[Interface dataset entries]
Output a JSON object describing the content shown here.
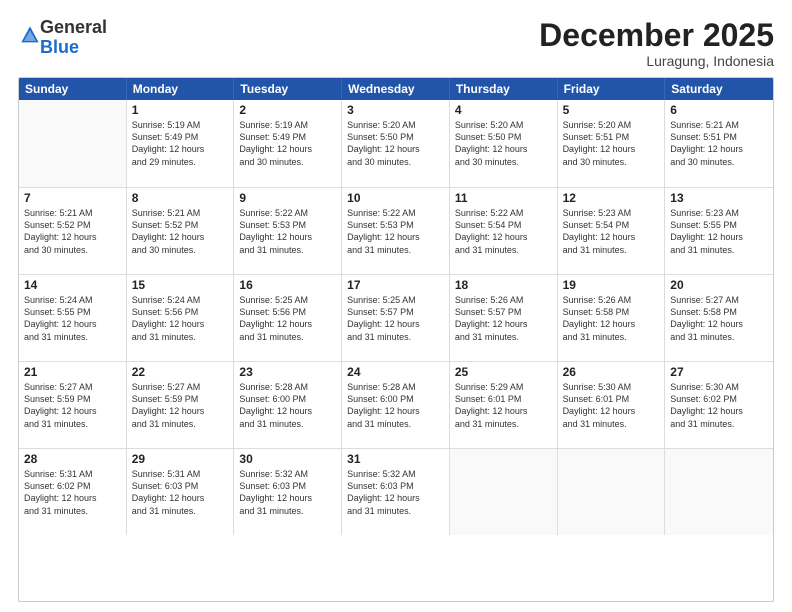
{
  "header": {
    "logo_general": "General",
    "logo_blue": "Blue",
    "month_title": "December 2025",
    "location": "Luragung, Indonesia"
  },
  "days_of_week": [
    "Sunday",
    "Monday",
    "Tuesday",
    "Wednesday",
    "Thursday",
    "Friday",
    "Saturday"
  ],
  "weeks": [
    [
      {
        "day": null,
        "info": null
      },
      {
        "day": "1",
        "info": "Sunrise: 5:19 AM\nSunset: 5:49 PM\nDaylight: 12 hours\nand 29 minutes."
      },
      {
        "day": "2",
        "info": "Sunrise: 5:19 AM\nSunset: 5:49 PM\nDaylight: 12 hours\nand 30 minutes."
      },
      {
        "day": "3",
        "info": "Sunrise: 5:20 AM\nSunset: 5:50 PM\nDaylight: 12 hours\nand 30 minutes."
      },
      {
        "day": "4",
        "info": "Sunrise: 5:20 AM\nSunset: 5:50 PM\nDaylight: 12 hours\nand 30 minutes."
      },
      {
        "day": "5",
        "info": "Sunrise: 5:20 AM\nSunset: 5:51 PM\nDaylight: 12 hours\nand 30 minutes."
      },
      {
        "day": "6",
        "info": "Sunrise: 5:21 AM\nSunset: 5:51 PM\nDaylight: 12 hours\nand 30 minutes."
      }
    ],
    [
      {
        "day": "7",
        "info": "Sunrise: 5:21 AM\nSunset: 5:52 PM\nDaylight: 12 hours\nand 30 minutes."
      },
      {
        "day": "8",
        "info": "Sunrise: 5:21 AM\nSunset: 5:52 PM\nDaylight: 12 hours\nand 30 minutes."
      },
      {
        "day": "9",
        "info": "Sunrise: 5:22 AM\nSunset: 5:53 PM\nDaylight: 12 hours\nand 31 minutes."
      },
      {
        "day": "10",
        "info": "Sunrise: 5:22 AM\nSunset: 5:53 PM\nDaylight: 12 hours\nand 31 minutes."
      },
      {
        "day": "11",
        "info": "Sunrise: 5:22 AM\nSunset: 5:54 PM\nDaylight: 12 hours\nand 31 minutes."
      },
      {
        "day": "12",
        "info": "Sunrise: 5:23 AM\nSunset: 5:54 PM\nDaylight: 12 hours\nand 31 minutes."
      },
      {
        "day": "13",
        "info": "Sunrise: 5:23 AM\nSunset: 5:55 PM\nDaylight: 12 hours\nand 31 minutes."
      }
    ],
    [
      {
        "day": "14",
        "info": "Sunrise: 5:24 AM\nSunset: 5:55 PM\nDaylight: 12 hours\nand 31 minutes."
      },
      {
        "day": "15",
        "info": "Sunrise: 5:24 AM\nSunset: 5:56 PM\nDaylight: 12 hours\nand 31 minutes."
      },
      {
        "day": "16",
        "info": "Sunrise: 5:25 AM\nSunset: 5:56 PM\nDaylight: 12 hours\nand 31 minutes."
      },
      {
        "day": "17",
        "info": "Sunrise: 5:25 AM\nSunset: 5:57 PM\nDaylight: 12 hours\nand 31 minutes."
      },
      {
        "day": "18",
        "info": "Sunrise: 5:26 AM\nSunset: 5:57 PM\nDaylight: 12 hours\nand 31 minutes."
      },
      {
        "day": "19",
        "info": "Sunrise: 5:26 AM\nSunset: 5:58 PM\nDaylight: 12 hours\nand 31 minutes."
      },
      {
        "day": "20",
        "info": "Sunrise: 5:27 AM\nSunset: 5:58 PM\nDaylight: 12 hours\nand 31 minutes."
      }
    ],
    [
      {
        "day": "21",
        "info": "Sunrise: 5:27 AM\nSunset: 5:59 PM\nDaylight: 12 hours\nand 31 minutes."
      },
      {
        "day": "22",
        "info": "Sunrise: 5:27 AM\nSunset: 5:59 PM\nDaylight: 12 hours\nand 31 minutes."
      },
      {
        "day": "23",
        "info": "Sunrise: 5:28 AM\nSunset: 6:00 PM\nDaylight: 12 hours\nand 31 minutes."
      },
      {
        "day": "24",
        "info": "Sunrise: 5:28 AM\nSunset: 6:00 PM\nDaylight: 12 hours\nand 31 minutes."
      },
      {
        "day": "25",
        "info": "Sunrise: 5:29 AM\nSunset: 6:01 PM\nDaylight: 12 hours\nand 31 minutes."
      },
      {
        "day": "26",
        "info": "Sunrise: 5:30 AM\nSunset: 6:01 PM\nDaylight: 12 hours\nand 31 minutes."
      },
      {
        "day": "27",
        "info": "Sunrise: 5:30 AM\nSunset: 6:02 PM\nDaylight: 12 hours\nand 31 minutes."
      }
    ],
    [
      {
        "day": "28",
        "info": "Sunrise: 5:31 AM\nSunset: 6:02 PM\nDaylight: 12 hours\nand 31 minutes."
      },
      {
        "day": "29",
        "info": "Sunrise: 5:31 AM\nSunset: 6:03 PM\nDaylight: 12 hours\nand 31 minutes."
      },
      {
        "day": "30",
        "info": "Sunrise: 5:32 AM\nSunset: 6:03 PM\nDaylight: 12 hours\nand 31 minutes."
      },
      {
        "day": "31",
        "info": "Sunrise: 5:32 AM\nSunset: 6:03 PM\nDaylight: 12 hours\nand 31 minutes."
      },
      {
        "day": null,
        "info": null
      },
      {
        "day": null,
        "info": null
      },
      {
        "day": null,
        "info": null
      }
    ]
  ]
}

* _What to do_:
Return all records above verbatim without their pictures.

* _Answer section_:
Output a JSON object describing the content shown here.
{
  "header": {
    "logo_general": "General",
    "logo_blue": "Blue",
    "month_title": "December 2025",
    "location": "Luragung, Indonesia"
  },
  "days_of_week": [
    "Sunday",
    "Monday",
    "Tuesday",
    "Wednesday",
    "Thursday",
    "Friday",
    "Saturday"
  ],
  "weeks": [
    [
      {
        "day": null,
        "info": null
      },
      {
        "day": "1",
        "info": "Sunrise: 5:19 AM\nSunset: 5:49 PM\nDaylight: 12 hours\nand 29 minutes."
      },
      {
        "day": "2",
        "info": "Sunrise: 5:19 AM\nSunset: 5:49 PM\nDaylight: 12 hours\nand 30 minutes."
      },
      {
        "day": "3",
        "info": "Sunrise: 5:20 AM\nSunset: 5:50 PM\nDaylight: 12 hours\nand 30 minutes."
      },
      {
        "day": "4",
        "info": "Sunrise: 5:20 AM\nSunset: 5:50 PM\nDaylight: 12 hours\nand 30 minutes."
      },
      {
        "day": "5",
        "info": "Sunrise: 5:20 AM\nSunset: 5:51 PM\nDaylight: 12 hours\nand 30 minutes."
      },
      {
        "day": "6",
        "info": "Sunrise: 5:21 AM\nSunset: 5:51 PM\nDaylight: 12 hours\nand 30 minutes."
      }
    ],
    [
      {
        "day": "7",
        "info": "Sunrise: 5:21 AM\nSunset: 5:52 PM\nDaylight: 12 hours\nand 30 minutes."
      },
      {
        "day": "8",
        "info": "Sunrise: 5:21 AM\nSunset: 5:52 PM\nDaylight: 12 hours\nand 30 minutes."
      },
      {
        "day": "9",
        "info": "Sunrise: 5:22 AM\nSunset: 5:53 PM\nDaylight: 12 hours\nand 31 minutes."
      },
      {
        "day": "10",
        "info": "Sunrise: 5:22 AM\nSunset: 5:53 PM\nDaylight: 12 hours\nand 31 minutes."
      },
      {
        "day": "11",
        "info": "Sunrise: 5:22 AM\nSunset: 5:54 PM\nDaylight: 12 hours\nand 31 minutes."
      },
      {
        "day": "12",
        "info": "Sunrise: 5:23 AM\nSunset: 5:54 PM\nDaylight: 12 hours\nand 31 minutes."
      },
      {
        "day": "13",
        "info": "Sunrise: 5:23 AM\nSunset: 5:55 PM\nDaylight: 12 hours\nand 31 minutes."
      }
    ],
    [
      {
        "day": "14",
        "info": "Sunrise: 5:24 AM\nSunset: 5:55 PM\nDaylight: 12 hours\nand 31 minutes."
      },
      {
        "day": "15",
        "info": "Sunrise: 5:24 AM\nSunset: 5:56 PM\nDaylight: 12 hours\nand 31 minutes."
      },
      {
        "day": "16",
        "info": "Sunrise: 5:25 AM\nSunset: 5:56 PM\nDaylight: 12 hours\nand 31 minutes."
      },
      {
        "day": "17",
        "info": "Sunrise: 5:25 AM\nSunset: 5:57 PM\nDaylight: 12 hours\nand 31 minutes."
      },
      {
        "day": "18",
        "info": "Sunrise: 5:26 AM\nSunset: 5:57 PM\nDaylight: 12 hours\nand 31 minutes."
      },
      {
        "day": "19",
        "info": "Sunrise: 5:26 AM\nSunset: 5:58 PM\nDaylight: 12 hours\nand 31 minutes."
      },
      {
        "day": "20",
        "info": "Sunrise: 5:27 AM\nSunset: 5:58 PM\nDaylight: 12 hours\nand 31 minutes."
      }
    ],
    [
      {
        "day": "21",
        "info": "Sunrise: 5:27 AM\nSunset: 5:59 PM\nDaylight: 12 hours\nand 31 minutes."
      },
      {
        "day": "22",
        "info": "Sunrise: 5:27 AM\nSunset: 5:59 PM\nDaylight: 12 hours\nand 31 minutes."
      },
      {
        "day": "23",
        "info": "Sunrise: 5:28 AM\nSunset: 6:00 PM\nDaylight: 12 hours\nand 31 minutes."
      },
      {
        "day": "24",
        "info": "Sunrise: 5:28 AM\nSunset: 6:00 PM\nDaylight: 12 hours\nand 31 minutes."
      },
      {
        "day": "25",
        "info": "Sunrise: 5:29 AM\nSunset: 6:01 PM\nDaylight: 12 hours\nand 31 minutes."
      },
      {
        "day": "26",
        "info": "Sunrise: 5:30 AM\nSunset: 6:01 PM\nDaylight: 12 hours\nand 31 minutes."
      },
      {
        "day": "27",
        "info": "Sunrise: 5:30 AM\nSunset: 6:02 PM\nDaylight: 12 hours\nand 31 minutes."
      }
    ],
    [
      {
        "day": "28",
        "info": "Sunrise: 5:31 AM\nSunset: 6:02 PM\nDaylight: 12 hours\nand 31 minutes."
      },
      {
        "day": "29",
        "info": "Sunrise: 5:31 AM\nSunset: 6:03 PM\nDaylight: 12 hours\nand 31 minutes."
      },
      {
        "day": "30",
        "info": "Sunrise: 5:32 AM\nSunset: 6:03 PM\nDaylight: 12 hours\nand 31 minutes."
      },
      {
        "day": "31",
        "info": "Sunrise: 5:32 AM\nSunset: 6:03 PM\nDaylight: 12 hours\nand 31 minutes."
      },
      {
        "day": null,
        "info": null
      },
      {
        "day": null,
        "info": null
      },
      {
        "day": null,
        "info": null
      }
    ]
  ]
}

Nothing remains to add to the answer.